And those were the formal endorsements. He’s struck out on an informal one as well: Trump actively tweeted against Kentucky Representative Thomas Massie, though he never formally endorsed Massie’s opponent Todd McMurtry. Nevertheless, Massie easily won his primary in June.
Even with those losses, one could still think Trump’s record is pretty good … until they look more closely at the winners he picked. We set out to fact check every single 2020 endorsement—Ballotpedia counts 115 across House, Senate and state elections, 11 of which have not yet happened—and this is what we found. The Trump campaign did not respond to a request to clarify his July 15 “88 and 2” tweet.
The vast majority of the president’s endorsements are for incumbents. In 23 cases, Trump’s preferred candidate either didn’t face an opponent at all or had a little-known rival who dropped out before the primary, making the “winning endorsement” rather moot. In 69 of the remaining cases, the president’s endorsed candidate faced token opposition at best, with second-place finishers averaging only about 16 percent of the vote. Few endorsed candidates faced an opponent with any electoral experience. As others have noted, many of the president’s tweets of support are quite generic, with little variation—and upon inspection, with little import either.
In sum, Trump endorsed 92 candidates in races in which the endorsement was irrelevant—only an indictment might have stopped his candidate from winning, and maybe not even that.
What about the close races? Of all the candidates Trump endorsed, there were only 12 that stood any serious chance of losing, defined retrospectively by his candidate having won by 15 percentage points or less in the end.

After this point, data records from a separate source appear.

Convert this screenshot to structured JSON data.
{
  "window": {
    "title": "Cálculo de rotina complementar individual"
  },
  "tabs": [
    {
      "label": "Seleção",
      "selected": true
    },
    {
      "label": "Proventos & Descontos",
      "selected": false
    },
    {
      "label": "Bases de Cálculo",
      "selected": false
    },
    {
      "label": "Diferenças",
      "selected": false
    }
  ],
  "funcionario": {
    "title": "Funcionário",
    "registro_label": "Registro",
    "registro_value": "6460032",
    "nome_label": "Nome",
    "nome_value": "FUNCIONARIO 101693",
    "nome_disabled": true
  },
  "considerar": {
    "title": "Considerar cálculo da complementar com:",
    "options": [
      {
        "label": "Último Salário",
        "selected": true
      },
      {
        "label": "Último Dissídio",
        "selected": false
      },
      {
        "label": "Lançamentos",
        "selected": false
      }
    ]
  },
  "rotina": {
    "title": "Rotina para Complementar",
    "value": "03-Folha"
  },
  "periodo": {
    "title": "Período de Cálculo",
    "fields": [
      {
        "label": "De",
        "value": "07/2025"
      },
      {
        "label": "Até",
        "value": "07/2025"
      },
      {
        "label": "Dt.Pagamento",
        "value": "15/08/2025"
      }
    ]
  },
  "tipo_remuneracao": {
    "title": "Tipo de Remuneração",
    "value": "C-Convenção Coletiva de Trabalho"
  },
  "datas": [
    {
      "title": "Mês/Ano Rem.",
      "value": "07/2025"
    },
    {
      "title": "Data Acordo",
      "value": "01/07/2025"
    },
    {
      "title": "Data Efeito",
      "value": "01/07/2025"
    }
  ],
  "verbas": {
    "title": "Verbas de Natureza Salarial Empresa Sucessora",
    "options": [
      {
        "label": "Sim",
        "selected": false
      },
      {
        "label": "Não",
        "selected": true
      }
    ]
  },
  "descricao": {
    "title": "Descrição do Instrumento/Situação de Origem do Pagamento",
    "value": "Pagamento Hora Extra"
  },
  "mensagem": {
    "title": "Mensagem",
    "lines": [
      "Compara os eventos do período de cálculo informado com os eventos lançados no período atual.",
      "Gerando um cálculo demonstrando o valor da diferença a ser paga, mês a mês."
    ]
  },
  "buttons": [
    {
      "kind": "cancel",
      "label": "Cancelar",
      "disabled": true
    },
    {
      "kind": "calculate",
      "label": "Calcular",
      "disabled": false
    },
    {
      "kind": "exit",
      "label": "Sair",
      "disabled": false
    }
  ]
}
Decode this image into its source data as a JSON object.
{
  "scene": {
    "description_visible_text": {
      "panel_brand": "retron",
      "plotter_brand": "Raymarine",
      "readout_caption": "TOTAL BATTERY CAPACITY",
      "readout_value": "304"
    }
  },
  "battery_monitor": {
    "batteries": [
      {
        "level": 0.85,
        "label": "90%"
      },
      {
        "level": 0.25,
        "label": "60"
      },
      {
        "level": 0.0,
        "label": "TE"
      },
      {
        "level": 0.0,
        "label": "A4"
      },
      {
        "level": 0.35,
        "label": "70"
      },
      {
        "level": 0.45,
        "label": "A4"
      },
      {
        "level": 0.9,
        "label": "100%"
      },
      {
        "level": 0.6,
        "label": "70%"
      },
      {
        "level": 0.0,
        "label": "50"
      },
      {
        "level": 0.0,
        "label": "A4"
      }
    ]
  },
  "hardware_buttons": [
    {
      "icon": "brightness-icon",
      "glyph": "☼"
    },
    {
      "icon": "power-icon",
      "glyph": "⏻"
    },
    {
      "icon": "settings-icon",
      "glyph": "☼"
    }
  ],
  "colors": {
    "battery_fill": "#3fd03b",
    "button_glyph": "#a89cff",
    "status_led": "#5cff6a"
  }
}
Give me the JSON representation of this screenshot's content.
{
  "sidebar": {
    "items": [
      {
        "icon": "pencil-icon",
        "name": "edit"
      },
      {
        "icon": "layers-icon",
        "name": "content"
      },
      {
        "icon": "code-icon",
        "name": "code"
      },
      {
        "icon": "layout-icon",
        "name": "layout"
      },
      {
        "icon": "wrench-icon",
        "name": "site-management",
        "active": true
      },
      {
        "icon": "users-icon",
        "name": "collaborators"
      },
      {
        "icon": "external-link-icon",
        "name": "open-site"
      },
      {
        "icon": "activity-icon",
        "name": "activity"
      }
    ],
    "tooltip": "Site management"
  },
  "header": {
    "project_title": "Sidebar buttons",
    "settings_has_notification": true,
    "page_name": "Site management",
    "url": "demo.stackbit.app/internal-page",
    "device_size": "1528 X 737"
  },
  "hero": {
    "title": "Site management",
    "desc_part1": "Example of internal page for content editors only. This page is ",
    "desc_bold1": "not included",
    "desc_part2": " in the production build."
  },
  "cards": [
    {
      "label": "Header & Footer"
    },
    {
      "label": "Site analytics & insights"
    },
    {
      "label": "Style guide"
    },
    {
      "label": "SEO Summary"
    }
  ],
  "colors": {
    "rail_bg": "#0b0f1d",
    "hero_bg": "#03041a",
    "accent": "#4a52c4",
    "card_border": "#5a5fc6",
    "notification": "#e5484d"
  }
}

Trump’s candidate won five of those: in Pennsylvania’s 7th District (where Lisa Scheller won 51 percent to 48 percent), in California’s 8th and 50th districts (where former Representative Darrell Issa won by 3 percentage points and state Assemblyman Jay Obernolte won by 14.2 percentage points), in Utah (where Attorney General Sean Reyes retained his job 54 percent to 46 percent), and in Texas with Jackson (who won by 11 percentage points). Add those to Tuberville in Alabama, who won by more than 20 percentage points but was facing a former senator and U.S. attorney general in Sessions, and that gives Trump six real claims to making a difference—races where the candidate might well have not won without his tweets of support.
But remember, there are six more—in Virginia, North Carolina, Colorado, North Dakota and Wisconsin, in addition to Massie in Kentucky—where Trump put his thumb on the scales, and his candidate lost by margins ranging from 5 to 76 percentage points. One other race, in Texas, faces a recount after Trump’s pick and his challenger who was endorsed by Ted Cruz were separated by only seven votes in their primary runoff last week. Trump may have a technical endorsement record of 98 and 5, but take the president’s successes against his losses in the 12 races where it mattered, and his official seal of approval is, in reality, no better than 50-50.
In the GOP, a lot of Trump’s influence comes from candidates’ fear of his base, and the sense that you can’t cross Trump without costing yourself a political career. A perceived near-perfect endorsement record perhaps falsely reinforces the notion that one cannot be an elected official in the Republican Party without Donald Trump’s blessing.
But as the evidence shows, Trump’s endorsement prowess is not nearly as strong as he or his supporters imply. There’s a big difference between a 99 percent success rate and the truth: If Trump puts his name on the line for you, it’s more like a coin toss whether it helps at all.